The weight of your brain is only a few percent of your body weight, but it contains about 25 percent of all of the cholesterol in your body. The majority of the cholesterol in your brain is present in myelin sheaths. Cholesterol circulating in your blood with lipoproteins cannot get past the blood-brain barrier, which prevents large molecules from entering your brain. Therefore, all of the cholesterol present in nerve tissue must be produced locally in nerve tissue. Your brain produces more cholesterol than it needs, and extra cholesterol is transported out of nerve tissue after conversion to a compound called 24-hydroxycholesterol. Many degenerative diseases in the brain, including Alzheimer’s disease, are linked with imbalances of brain cholesterol.

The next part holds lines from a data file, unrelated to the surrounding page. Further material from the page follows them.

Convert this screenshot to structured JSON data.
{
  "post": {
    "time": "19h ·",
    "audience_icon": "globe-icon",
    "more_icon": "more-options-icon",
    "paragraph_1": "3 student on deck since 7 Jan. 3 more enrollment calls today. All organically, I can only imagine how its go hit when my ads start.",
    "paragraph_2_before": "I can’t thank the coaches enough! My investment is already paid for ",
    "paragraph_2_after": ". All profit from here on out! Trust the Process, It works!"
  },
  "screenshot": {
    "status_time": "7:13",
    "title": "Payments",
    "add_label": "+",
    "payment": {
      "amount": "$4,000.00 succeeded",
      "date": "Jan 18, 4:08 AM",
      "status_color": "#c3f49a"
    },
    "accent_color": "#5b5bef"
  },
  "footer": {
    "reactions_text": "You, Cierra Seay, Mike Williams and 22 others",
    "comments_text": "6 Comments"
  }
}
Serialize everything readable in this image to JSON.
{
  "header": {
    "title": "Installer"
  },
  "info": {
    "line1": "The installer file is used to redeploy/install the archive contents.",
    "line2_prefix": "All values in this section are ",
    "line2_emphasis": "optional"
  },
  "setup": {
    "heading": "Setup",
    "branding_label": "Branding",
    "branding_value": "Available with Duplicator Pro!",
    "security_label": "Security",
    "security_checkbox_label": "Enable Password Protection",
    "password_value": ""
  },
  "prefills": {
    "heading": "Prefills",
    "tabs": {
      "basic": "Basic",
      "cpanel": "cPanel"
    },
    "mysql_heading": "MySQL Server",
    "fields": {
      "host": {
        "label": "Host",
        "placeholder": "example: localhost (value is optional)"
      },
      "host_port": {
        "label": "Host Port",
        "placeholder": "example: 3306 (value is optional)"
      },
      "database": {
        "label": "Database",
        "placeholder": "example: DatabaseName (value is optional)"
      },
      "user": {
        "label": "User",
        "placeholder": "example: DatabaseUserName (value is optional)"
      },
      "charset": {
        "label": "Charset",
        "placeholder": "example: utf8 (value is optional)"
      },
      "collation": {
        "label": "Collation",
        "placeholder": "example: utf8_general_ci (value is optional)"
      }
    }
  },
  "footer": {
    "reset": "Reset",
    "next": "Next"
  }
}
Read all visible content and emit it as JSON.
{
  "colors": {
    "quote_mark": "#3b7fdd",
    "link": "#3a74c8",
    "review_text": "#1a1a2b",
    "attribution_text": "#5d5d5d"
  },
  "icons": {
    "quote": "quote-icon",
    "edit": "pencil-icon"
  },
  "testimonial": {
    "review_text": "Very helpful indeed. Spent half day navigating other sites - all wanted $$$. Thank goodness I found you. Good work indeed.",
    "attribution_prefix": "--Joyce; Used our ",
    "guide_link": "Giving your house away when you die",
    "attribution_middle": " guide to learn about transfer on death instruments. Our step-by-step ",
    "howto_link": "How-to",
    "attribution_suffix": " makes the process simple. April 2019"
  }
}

Captain Hank Quinlan, Owner and Publisher, Chief Curmudgeon
Captain Hank Quinlan, Owner and Publisher, Chief Curmudgeon with Sam Borsalino, Assistant Publisher

Dear Hail-Fellows well met, “The Fat Bastard Gazette” is written and edited by your favorite curmudgeons Captain Hank Quinlan and

Flatfoot  Willie, Corespondent at Large with fellow Staff Writers
Flatfoot Willie, Correspondent at Large with fellow Staff Writers

Staff (monkeys in the back room). We offer an ongoing tirade to support or offend anyone of any large dimension, cultural background, religious affiliation, or color of skin. This gazette rails against an eclectic mix of circus ring ne’er do wells, big ring fatty and fatso whiners, congenital idiots, the usual motley assortment of the profoundly dumbfounded, and a favorite of intelligent men everywhere, the

May the Most Venerable H. L. Mencken bless our unworthy but earnest attempts at tongue in cheek jocularity .
May the Most Venerable H. L. Mencken bless our unworthy but earnest attempts at tongue in cheek jocularity .

“Great Booboisie.” Nor shall we ignore the wide assortment of shirkers, layabouts, and slugabeds.

Latest office staff confab at Fat Bastard HQ.
Latest office staff confab at Fat Bastard HQ.

All this and more always keeping our major focus on “Why so fat?”  Enough said? We at “The Fat Bastard Gazette” think so. If you like what you read, and you know whom you are, in this yellow blog, tell your friends. We would be elated with an ever-wider readership. We remain cordially yours, Captain Hank Quinlan and the Monkeys in the back room

“The Fat Bastard Gazette” does not purport to offer any definitive medical or pharmaceutical advice whatsoever in any explicit or implied manner. Always consult a qualified physician in all medical or pharmaceutical matters. “The Fat Bastard Gazette” is only the opinion of informed nonprofessionals for the general edification and entertainment of the greater public. 

 No similarities to any existing names or characters are expressed or implied. We reserve the right to offend or support anybody, anything, or any sacred totem across the globe.